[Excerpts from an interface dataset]
*** Block opens ***

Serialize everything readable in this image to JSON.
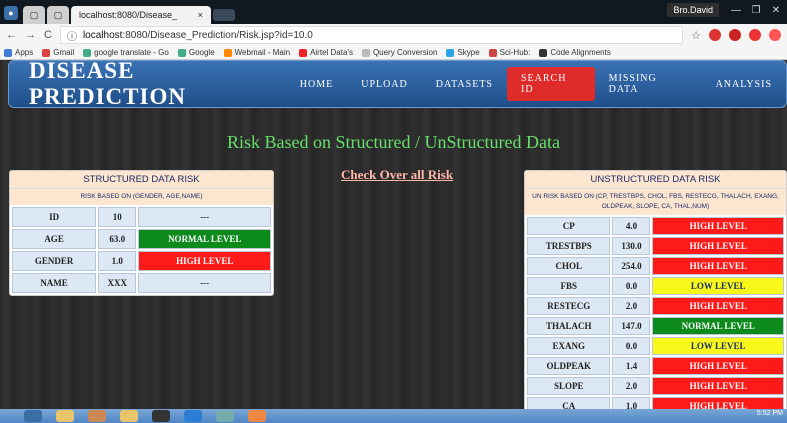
{
  "browser": {
    "tab_title": "localhost:8080/Disease_",
    "user": "Bro.David",
    "url_host": "localhost",
    "url_rest": ":8080/Disease_Prediction/Risk.jsp?id=10.0",
    "bookmarks": [
      "Apps",
      "Gmail",
      "google translate - Go",
      "Google",
      "Webmail - Main",
      "Airtel Data's",
      "Query Conversion",
      "Skype",
      "Sci-Hub:",
      "Code Alignments"
    ]
  },
  "nav": {
    "brand": "DISEASE PREDICTION",
    "items": [
      "HOME",
      "UPLOAD",
      "DATASETS",
      "SEARCH ID",
      "MISSING DATA",
      "ANALYSIS"
    ],
    "active": "SEARCH ID"
  },
  "heading": "Risk Based on Structured / UnStructured Data",
  "overall_link": "Check Over all Risk",
  "structured": {
    "title": "STRUCTURED DATA RISK",
    "subtitle": "RISK BASED ON (GENDER, AGE,NAME)",
    "rows": [
      {
        "label": "ID",
        "value": "10",
        "status": "---",
        "level": "NONE"
      },
      {
        "label": "AGE",
        "value": "63.0",
        "status": "NORMAL LEVEL",
        "level": "NORMAL"
      },
      {
        "label": "GENDER",
        "value": "1.0",
        "status": "HIGH LEVEL",
        "level": "HIGH"
      },
      {
        "label": "NAME",
        "value": "XXX",
        "status": "---",
        "level": "NONE"
      }
    ]
  },
  "unstructured": {
    "title": "UNSTRUCTURED DATA RISK",
    "subtitle": "UN RISK BASED ON (CP, TRESTBPS, CHOL, FBS, RESTECG, THALACH, EXANG, OLDPEAK, SLOPE, CA, THAL,NUM)",
    "rows": [
      {
        "label": "CP",
        "value": "4.0",
        "status": "HIGH LEVEL",
        "level": "HIGH"
      },
      {
        "label": "TRESTBPS",
        "value": "130.0",
        "status": "HIGH LEVEL",
        "level": "HIGH"
      },
      {
        "label": "CHOL",
        "value": "254.0",
        "status": "HIGH LEVEL",
        "level": "HIGH"
      },
      {
        "label": "FBS",
        "value": "0.0",
        "status": "LOW LEVEL",
        "level": "LOW"
      },
      {
        "label": "RESTECG",
        "value": "2.0",
        "status": "HIGH LEVEL",
        "level": "HIGH"
      },
      {
        "label": "THALACH",
        "value": "147.0",
        "status": "NORMAL LEVEL",
        "level": "NORMAL"
      },
      {
        "label": "EXANG",
        "value": "0.0",
        "status": "LOW LEVEL",
        "level": "LOW"
      },
      {
        "label": "OLDPEAK",
        "value": "1.4",
        "status": "HIGH LEVEL",
        "level": "HIGH"
      },
      {
        "label": "SLOPE",
        "value": "2.0",
        "status": "HIGH LEVEL",
        "level": "HIGH"
      },
      {
        "label": "CA",
        "value": "1.0",
        "status": "HIGH LEVEL",
        "level": "HIGH"
      }
    ]
  },
  "taskbar": {
    "clock": "5:52 PM"
  }
}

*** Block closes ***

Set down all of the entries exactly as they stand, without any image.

Serialize everything readable in this image to JSON.
{
  "browser": {
    "tab_title": "localhost:8080/Disease_",
    "user": "Bro.David",
    "url_host": "localhost",
    "url_rest": ":8080/Disease_Prediction/Risk.jsp?id=10.0",
    "bookmarks": [
      "Apps",
      "Gmail",
      "google translate - Go",
      "Google",
      "Webmail - Main",
      "Airtel Data's",
      "Query Conversion",
      "Skype",
      "Sci-Hub:",
      "Code Alignments"
    ]
  },
  "nav": {
    "brand": "DISEASE PREDICTION",
    "items": [
      "HOME",
      "UPLOAD",
      "DATASETS",
      "SEARCH ID",
      "MISSING DATA",
      "ANALYSIS"
    ],
    "active": "SEARCH ID"
  },
  "heading": "Risk Based on Structured / UnStructured Data",
  "overall_link": "Check Over all Risk",
  "structured": {
    "title": "STRUCTURED DATA RISK",
    "subtitle": "RISK BASED ON (GENDER, AGE,NAME)",
    "rows": [
      {
        "label": "ID",
        "value": "10",
        "status": "---",
        "level": "NONE"
      },
      {
        "label": "AGE",
        "value": "63.0",
        "status": "NORMAL LEVEL",
        "level": "NORMAL"
      },
      {
        "label": "GENDER",
        "value": "1.0",
        "status": "HIGH LEVEL",
        "level": "HIGH"
      },
      {
        "label": "NAME",
        "value": "XXX",
        "status": "---",
        "level": "NONE"
      }
    ]
  },
  "unstructured": {
    "title": "UNSTRUCTURED DATA RISK",
    "subtitle": "UN RISK BASED ON (CP, TRESTBPS, CHOL, FBS, RESTECG, THALACH, EXANG, OLDPEAK, SLOPE, CA, THAL,NUM)",
    "rows": [
      {
        "label": "CP",
        "value": "4.0",
        "status": "HIGH LEVEL",
        "level": "HIGH"
      },
      {
        "label": "TRESTBPS",
        "value": "130.0",
        "status": "HIGH LEVEL",
        "level": "HIGH"
      },
      {
        "label": "CHOL",
        "value": "254.0",
        "status": "HIGH LEVEL",
        "level": "HIGH"
      },
      {
        "label": "FBS",
        "value": "0.0",
        "status": "LOW LEVEL",
        "level": "LOW"
      },
      {
        "label": "RESTECG",
        "value": "2.0",
        "status": "HIGH LEVEL",
        "level": "HIGH"
      },
      {
        "label": "THALACH",
        "value": "147.0",
        "status": "NORMAL LEVEL",
        "level": "NORMAL"
      },
      {
        "label": "EXANG",
        "value": "0.0",
        "status": "LOW LEVEL",
        "level": "LOW"
      },
      {
        "label": "OLDPEAK",
        "value": "1.4",
        "status": "HIGH LEVEL",
        "level": "HIGH"
      },
      {
        "label": "SLOPE",
        "value": "2.0",
        "status": "HIGH LEVEL",
        "level": "HIGH"
      },
      {
        "label": "CA",
        "value": "1.0",
        "status": "HIGH LEVEL",
        "level": "HIGH"
      }
    ]
  },
  "taskbar": {
    "clock": "5:52 PM"
  }
}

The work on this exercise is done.